### Data
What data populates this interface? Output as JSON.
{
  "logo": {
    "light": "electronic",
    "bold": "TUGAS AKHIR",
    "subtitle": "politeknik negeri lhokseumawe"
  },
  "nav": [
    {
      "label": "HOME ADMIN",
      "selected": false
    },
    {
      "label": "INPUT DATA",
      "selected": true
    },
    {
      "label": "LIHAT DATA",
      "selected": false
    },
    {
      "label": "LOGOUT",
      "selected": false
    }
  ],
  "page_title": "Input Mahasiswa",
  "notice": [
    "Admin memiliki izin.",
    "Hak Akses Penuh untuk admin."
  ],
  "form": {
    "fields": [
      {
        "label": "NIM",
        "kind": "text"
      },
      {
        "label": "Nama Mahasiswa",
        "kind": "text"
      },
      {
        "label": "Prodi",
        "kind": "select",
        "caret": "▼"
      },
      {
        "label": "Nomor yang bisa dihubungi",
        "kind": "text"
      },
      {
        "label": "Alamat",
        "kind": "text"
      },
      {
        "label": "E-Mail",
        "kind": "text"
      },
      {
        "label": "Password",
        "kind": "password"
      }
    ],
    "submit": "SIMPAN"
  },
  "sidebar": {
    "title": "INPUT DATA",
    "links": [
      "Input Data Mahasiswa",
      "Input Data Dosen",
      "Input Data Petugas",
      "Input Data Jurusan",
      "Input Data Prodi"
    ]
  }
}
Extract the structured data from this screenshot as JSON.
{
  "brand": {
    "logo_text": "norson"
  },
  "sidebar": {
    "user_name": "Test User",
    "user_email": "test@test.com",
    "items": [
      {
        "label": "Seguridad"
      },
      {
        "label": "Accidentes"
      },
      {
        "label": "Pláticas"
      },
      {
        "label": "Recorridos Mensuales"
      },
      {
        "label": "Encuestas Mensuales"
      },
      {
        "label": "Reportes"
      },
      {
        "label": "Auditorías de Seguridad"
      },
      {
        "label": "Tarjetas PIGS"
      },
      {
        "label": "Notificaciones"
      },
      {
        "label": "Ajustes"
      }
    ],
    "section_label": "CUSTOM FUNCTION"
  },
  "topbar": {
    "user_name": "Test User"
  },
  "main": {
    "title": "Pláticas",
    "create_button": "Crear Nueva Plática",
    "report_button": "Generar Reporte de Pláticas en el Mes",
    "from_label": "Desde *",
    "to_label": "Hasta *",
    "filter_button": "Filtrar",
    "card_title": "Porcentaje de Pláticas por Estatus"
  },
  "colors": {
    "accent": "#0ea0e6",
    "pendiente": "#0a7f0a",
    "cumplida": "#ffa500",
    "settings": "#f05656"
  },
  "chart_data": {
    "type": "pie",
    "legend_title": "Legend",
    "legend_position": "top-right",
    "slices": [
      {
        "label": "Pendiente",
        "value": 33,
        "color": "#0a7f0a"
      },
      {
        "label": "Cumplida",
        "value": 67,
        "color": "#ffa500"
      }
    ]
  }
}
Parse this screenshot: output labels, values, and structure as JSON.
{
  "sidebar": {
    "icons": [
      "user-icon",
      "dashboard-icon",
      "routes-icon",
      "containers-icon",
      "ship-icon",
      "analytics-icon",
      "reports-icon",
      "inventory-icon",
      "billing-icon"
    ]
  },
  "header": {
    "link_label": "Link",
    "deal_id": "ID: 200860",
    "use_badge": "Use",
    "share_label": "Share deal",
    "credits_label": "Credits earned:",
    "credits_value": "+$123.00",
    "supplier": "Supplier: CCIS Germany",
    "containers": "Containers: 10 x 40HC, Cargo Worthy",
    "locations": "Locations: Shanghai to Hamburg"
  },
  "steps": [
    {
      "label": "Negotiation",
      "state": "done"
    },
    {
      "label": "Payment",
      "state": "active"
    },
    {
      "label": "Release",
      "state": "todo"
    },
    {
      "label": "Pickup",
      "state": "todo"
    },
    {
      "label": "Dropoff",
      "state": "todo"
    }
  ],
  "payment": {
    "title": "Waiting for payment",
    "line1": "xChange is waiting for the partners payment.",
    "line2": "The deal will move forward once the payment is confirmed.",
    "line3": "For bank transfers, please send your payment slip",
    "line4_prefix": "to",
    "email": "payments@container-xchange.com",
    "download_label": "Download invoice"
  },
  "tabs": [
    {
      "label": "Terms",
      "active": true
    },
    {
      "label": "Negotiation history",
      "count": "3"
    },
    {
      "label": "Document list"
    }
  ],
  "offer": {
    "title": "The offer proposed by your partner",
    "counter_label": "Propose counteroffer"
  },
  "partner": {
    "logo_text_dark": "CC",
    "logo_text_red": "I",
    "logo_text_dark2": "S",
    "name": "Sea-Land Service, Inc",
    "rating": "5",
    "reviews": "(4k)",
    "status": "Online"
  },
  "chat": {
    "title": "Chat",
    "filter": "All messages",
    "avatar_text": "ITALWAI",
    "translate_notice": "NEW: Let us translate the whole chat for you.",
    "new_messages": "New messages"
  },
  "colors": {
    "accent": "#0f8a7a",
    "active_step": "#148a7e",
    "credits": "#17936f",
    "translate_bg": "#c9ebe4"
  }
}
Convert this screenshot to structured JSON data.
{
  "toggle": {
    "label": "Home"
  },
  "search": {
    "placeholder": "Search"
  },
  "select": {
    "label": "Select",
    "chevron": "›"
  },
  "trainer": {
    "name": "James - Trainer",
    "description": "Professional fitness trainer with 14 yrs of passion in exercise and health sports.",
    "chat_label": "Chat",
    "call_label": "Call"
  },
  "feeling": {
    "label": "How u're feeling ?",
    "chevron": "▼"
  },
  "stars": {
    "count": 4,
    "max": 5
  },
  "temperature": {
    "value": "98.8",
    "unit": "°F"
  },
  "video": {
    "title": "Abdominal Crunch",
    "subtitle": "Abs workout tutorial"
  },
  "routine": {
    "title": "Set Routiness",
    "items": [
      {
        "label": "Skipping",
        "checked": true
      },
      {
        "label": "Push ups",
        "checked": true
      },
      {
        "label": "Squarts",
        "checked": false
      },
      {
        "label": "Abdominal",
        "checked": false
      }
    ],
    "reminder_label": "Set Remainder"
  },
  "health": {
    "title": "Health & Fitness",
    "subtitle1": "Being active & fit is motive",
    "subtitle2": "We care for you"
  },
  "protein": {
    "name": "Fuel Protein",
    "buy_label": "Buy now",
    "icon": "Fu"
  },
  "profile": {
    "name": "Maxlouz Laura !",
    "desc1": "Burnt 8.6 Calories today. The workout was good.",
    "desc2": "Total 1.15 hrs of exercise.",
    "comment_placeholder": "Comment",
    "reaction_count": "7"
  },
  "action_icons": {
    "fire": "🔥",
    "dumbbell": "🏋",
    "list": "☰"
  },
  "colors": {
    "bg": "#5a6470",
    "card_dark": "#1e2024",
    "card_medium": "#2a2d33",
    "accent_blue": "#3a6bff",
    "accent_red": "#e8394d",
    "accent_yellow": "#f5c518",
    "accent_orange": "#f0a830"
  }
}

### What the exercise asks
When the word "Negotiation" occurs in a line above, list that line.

### Solved problem
      "label": "Negotiation",
      "label": "Negotiation history",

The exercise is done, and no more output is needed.